— EXERCISE DESCRIPTION —
Across the data below, state how many lines hold "Футболка", and reply with nothing but that number.

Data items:
■ ■ ■ ■ ■ ■ ■
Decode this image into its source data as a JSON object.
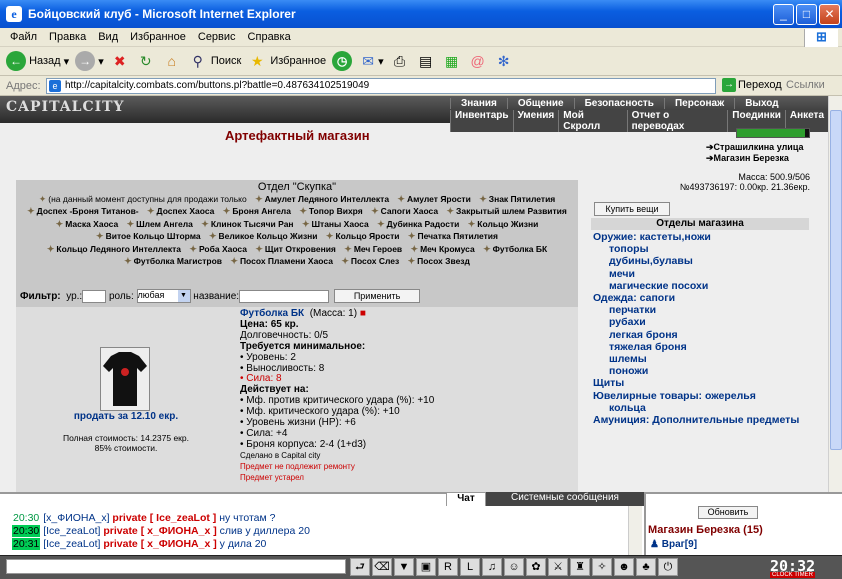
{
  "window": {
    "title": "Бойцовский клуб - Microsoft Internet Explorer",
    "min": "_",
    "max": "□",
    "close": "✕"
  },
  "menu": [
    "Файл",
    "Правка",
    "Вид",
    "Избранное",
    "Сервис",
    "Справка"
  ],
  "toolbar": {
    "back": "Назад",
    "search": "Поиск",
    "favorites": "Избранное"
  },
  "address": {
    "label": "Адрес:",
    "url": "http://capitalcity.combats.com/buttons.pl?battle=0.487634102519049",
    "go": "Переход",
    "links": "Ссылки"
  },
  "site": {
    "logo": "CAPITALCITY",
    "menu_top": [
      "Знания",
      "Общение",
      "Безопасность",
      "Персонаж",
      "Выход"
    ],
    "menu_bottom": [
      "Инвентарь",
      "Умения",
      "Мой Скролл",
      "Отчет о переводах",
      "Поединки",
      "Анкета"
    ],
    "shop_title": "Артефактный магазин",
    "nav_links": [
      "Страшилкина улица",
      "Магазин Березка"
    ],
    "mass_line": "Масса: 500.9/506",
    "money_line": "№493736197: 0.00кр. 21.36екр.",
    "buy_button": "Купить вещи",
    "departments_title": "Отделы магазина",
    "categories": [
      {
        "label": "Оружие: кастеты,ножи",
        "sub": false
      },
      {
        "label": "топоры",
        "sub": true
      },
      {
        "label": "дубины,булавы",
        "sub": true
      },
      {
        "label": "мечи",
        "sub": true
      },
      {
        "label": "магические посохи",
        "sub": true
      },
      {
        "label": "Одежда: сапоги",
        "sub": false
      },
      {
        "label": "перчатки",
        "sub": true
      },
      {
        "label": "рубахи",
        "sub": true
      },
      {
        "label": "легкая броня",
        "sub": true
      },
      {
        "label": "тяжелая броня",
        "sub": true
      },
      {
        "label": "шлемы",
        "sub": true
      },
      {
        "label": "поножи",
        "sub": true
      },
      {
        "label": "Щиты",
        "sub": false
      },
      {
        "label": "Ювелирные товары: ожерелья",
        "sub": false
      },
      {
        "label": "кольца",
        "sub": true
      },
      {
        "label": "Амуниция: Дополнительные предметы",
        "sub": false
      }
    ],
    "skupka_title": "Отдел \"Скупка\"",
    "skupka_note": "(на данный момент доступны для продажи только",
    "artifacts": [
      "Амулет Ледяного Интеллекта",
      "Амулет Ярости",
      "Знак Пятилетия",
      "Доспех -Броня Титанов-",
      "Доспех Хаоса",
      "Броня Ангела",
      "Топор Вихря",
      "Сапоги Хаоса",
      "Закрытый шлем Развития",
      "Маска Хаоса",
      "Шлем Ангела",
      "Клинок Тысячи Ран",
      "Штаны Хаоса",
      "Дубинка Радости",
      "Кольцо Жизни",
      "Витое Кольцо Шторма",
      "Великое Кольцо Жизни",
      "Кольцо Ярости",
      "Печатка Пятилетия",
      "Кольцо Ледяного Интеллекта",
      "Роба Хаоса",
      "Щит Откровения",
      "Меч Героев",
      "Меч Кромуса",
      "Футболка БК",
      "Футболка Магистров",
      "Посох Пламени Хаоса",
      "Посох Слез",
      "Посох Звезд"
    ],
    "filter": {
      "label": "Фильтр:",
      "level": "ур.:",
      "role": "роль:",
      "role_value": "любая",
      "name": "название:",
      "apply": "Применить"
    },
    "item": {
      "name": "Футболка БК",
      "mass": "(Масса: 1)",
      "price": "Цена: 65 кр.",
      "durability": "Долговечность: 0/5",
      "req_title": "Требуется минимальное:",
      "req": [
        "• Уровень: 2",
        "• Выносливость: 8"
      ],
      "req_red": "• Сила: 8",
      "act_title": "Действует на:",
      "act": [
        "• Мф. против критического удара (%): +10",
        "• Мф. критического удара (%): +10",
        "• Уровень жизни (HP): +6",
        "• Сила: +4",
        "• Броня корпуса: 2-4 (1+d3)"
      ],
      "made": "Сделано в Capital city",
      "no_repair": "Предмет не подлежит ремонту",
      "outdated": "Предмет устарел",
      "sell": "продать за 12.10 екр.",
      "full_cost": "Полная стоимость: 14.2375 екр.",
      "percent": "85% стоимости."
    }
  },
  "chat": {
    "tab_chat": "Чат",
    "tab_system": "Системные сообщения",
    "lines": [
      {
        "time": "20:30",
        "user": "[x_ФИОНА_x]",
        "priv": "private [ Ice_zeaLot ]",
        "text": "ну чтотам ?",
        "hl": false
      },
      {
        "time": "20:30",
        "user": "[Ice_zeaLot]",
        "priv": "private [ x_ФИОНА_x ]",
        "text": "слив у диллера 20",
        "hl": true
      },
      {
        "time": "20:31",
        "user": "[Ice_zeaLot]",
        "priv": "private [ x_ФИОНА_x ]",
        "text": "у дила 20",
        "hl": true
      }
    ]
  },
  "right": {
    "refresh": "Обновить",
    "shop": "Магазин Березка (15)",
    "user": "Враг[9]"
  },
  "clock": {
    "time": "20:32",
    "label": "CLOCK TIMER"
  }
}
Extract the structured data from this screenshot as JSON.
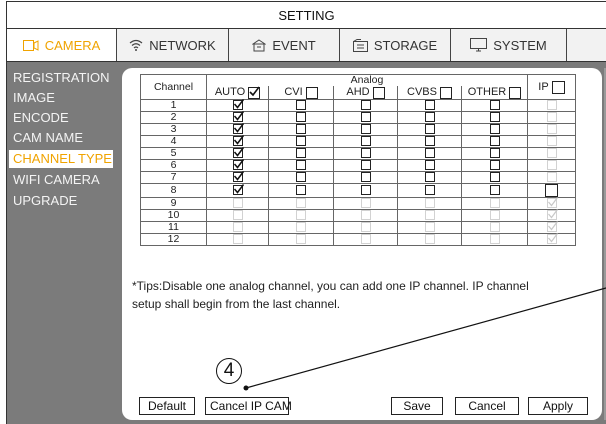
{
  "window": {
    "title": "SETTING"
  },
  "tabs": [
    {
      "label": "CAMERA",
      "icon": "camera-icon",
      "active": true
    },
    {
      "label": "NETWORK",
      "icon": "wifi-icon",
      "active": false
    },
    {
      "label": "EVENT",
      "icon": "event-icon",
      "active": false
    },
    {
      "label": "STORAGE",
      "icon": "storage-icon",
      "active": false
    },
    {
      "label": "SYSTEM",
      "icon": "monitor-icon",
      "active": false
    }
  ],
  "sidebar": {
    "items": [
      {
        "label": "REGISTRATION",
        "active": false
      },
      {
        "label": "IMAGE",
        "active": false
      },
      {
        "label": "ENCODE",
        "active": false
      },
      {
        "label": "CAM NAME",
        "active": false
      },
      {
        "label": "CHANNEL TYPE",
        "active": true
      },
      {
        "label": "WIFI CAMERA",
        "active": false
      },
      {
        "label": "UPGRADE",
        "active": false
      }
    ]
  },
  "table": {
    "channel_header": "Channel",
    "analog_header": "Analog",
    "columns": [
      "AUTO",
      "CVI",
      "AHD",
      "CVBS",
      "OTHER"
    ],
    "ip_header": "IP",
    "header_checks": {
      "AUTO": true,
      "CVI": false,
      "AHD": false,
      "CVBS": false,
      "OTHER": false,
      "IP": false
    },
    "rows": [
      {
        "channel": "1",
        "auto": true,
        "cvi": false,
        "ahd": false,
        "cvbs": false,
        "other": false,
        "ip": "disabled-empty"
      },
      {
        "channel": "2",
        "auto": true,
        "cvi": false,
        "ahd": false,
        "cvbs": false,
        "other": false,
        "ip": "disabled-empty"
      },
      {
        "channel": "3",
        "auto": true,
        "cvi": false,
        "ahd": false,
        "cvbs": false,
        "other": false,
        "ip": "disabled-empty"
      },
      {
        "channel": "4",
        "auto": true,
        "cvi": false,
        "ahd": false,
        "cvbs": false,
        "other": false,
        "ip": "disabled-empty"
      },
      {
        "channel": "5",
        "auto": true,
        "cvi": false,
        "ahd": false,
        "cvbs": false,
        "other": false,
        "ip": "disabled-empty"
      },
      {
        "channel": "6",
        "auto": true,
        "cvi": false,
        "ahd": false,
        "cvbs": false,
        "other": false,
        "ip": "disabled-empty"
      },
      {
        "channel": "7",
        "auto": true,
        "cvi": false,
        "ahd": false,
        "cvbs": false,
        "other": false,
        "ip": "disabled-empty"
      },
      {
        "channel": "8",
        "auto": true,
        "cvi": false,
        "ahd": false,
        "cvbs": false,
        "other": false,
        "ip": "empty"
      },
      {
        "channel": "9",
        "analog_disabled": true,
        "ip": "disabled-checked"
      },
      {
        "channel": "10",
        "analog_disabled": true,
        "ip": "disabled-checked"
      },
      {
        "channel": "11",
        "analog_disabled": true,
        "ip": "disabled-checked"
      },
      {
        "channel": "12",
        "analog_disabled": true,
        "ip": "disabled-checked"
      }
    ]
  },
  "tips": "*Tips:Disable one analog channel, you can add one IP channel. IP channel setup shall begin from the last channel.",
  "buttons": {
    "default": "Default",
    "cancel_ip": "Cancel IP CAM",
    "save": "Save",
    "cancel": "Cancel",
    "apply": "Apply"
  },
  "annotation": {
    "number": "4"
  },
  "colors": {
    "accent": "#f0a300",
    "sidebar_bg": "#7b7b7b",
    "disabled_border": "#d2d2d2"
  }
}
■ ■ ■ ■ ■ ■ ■
— OUTPUT OF THE EXERCISE —
3